A Georgia-born author of a 2017 New York Times bestseller says Columbia County Schools are doing students a disservice by removing her book and two others from a supplemental reading list.
“Dear Martin” by Nic Stone is one of three novels removed from a list of 17 books proposed by teachers and a selection committee Columbia School Superintendent Sandra Carraway removed due to concerns over coarse language and sensitive content.
Carraway said a violent scene involving a black teenager and police officers was a factor that prompted her to take “Dear Martin” off the supplemental reading list. The scene involving police conflict was “a very sensitive situation across the nation,” she said. The schools in her district recently hired campus safety officers, she said.
Students in 10th grade classes would have had the option of reading the novels for supplemental studies.
“You can imagine if it’s that sensitive in the adult realm, in a class of 14 or 15 year-olds it can be more sensitive also,” Carraway said. “I do not believe we need to bring that kind of unrest and potential for divisiveness into a classroom of young teenagers.”
“Dear Martin” is the fictional story of a black high school senior who writes letters to Dr. Martin Luther King Jr. as a way to navigate his violent interactions with police and racial tensions at the predominantly white school he attends.
In addition to “Dear Martin,” “Regeneration” by Pat Barker and “The Curious Incident of the Dog in the Night-Time” by Mark Haddon are also removed from supplemental reading lists in the Augusta area’s Columbia schools.
Some argue that students should have opportunities to confront tough social issues presented in the books, allowing teachers to guide students through those subjects rather than skirting them entirely.
It is rare in Georgia for schools to set books off limits from the classroom or library shelves, said Kosha Tucker, an attorney with the Georgia chapter of the American Civil Liberties Union. Removing the books as a reading option seems problematic from a free-speech perspective, Tucker said.
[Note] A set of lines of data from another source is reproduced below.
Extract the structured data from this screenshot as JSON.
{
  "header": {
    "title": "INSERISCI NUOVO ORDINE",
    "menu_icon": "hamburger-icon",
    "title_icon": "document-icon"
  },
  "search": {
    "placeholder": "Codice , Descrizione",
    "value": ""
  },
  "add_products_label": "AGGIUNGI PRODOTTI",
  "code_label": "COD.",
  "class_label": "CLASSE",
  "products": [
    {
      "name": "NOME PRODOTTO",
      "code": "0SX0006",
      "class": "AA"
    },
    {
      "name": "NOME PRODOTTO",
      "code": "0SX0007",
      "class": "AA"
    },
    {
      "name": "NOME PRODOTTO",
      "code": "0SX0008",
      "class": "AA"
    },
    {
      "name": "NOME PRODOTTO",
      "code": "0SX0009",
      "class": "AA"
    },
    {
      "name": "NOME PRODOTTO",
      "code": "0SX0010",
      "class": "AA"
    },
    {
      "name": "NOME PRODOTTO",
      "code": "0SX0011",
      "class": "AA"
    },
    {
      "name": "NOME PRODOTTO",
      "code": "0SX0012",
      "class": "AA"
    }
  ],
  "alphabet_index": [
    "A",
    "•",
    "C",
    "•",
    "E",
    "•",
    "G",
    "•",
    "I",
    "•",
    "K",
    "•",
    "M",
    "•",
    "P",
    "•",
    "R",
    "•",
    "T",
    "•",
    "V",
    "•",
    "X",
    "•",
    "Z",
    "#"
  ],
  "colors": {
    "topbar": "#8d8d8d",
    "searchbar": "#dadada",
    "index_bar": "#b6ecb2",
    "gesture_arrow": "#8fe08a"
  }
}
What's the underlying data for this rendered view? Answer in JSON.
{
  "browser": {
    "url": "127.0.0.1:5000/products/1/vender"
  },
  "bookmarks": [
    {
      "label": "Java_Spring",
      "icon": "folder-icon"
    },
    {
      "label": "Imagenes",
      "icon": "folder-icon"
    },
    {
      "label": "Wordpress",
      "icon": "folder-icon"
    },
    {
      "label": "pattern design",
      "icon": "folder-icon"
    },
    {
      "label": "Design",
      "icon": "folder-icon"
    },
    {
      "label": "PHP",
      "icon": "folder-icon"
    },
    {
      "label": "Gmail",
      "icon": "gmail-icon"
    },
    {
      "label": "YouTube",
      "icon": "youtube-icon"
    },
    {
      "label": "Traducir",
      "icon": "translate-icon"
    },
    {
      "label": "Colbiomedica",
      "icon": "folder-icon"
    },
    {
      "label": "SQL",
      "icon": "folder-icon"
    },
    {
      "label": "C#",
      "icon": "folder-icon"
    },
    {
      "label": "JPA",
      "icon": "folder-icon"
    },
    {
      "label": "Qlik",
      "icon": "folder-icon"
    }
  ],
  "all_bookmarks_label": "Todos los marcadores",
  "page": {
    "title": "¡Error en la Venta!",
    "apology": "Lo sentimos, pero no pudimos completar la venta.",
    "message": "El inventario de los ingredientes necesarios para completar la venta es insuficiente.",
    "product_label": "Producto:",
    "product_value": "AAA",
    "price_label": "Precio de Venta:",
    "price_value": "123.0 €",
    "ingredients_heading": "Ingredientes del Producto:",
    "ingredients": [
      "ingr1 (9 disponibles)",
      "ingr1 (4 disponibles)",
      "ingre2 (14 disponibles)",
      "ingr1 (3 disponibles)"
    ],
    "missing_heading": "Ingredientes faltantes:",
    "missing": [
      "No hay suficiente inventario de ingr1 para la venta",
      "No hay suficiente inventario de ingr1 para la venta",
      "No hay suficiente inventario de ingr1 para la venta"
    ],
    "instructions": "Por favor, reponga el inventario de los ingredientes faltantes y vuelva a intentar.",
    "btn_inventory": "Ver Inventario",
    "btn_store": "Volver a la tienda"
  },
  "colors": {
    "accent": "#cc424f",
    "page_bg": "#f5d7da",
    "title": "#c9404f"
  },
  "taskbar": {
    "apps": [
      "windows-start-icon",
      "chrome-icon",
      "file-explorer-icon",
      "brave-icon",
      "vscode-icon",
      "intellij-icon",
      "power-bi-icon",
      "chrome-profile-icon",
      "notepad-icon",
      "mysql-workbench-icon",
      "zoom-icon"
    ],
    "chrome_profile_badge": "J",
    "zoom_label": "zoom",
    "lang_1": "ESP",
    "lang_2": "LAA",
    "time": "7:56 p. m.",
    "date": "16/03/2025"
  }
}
“The (U.S.) Supreme Court has recognized, and we agree, that students should have access to a broad range of reading materials,” Tucker said.
Parents and educators occasionally push to remove a book from a public library in Georgia, said State Librarian Julie Walker. A local library board’s trustees usually decides whether to keep the book and state officials aren’t usually involved, although the state’s public library system favors collections that represent many different views, she said.
“Occasionally, there is an item that is deemed not appropriate for a collection and it is removed,” Walker said. “But generally, that is the exception, not the norm.”
School districts should have book selection policies crafted by a variety of teachers, parents and administrators all involved in the final decision, not just a superintendent, said Holly Frilot, president of the Georgia Library Media Association. Those policies should also distinguish between books picked for course teaching and for placement in libraries, she said.
“To not require it in the classroom is one thing,” Frilot said by phone last week. “To not have it on a library shelf, to me that is an area of concern because you have a very small group of people making decisions.”
Carraway said she stands by her decision to remove the three books and heard support from many people in the Augusta area. She said she understands critics of the decision, but her objections to content and language in the books outweighed the literary value she thinks they might offer students. Carraway likened her task of curating books for young people to a rating system used for movies.
“If a movie is rated R, a student that’s not 17 or older can’t go see those movies unless a parent’s with them,” Carraway said. “So when we looked at novels, that’s kind of the approach we used.”
Stone said she appreciates Carraway’s concerns about the language in her book, but says the decision to remove it from the supplemental list doesn’t serve the best interests of students. The novel was inspired by actual officer-involved killings of black teenagers, real-life situations that she argued students should confront in the classroom.
“These are REAL issues,” Stone said by email. “And as young people are affected, removing their opportunity to discuss what’s happening in the world – through the lens of fiction – in spaces where they are meant to learn, is shortsighted.”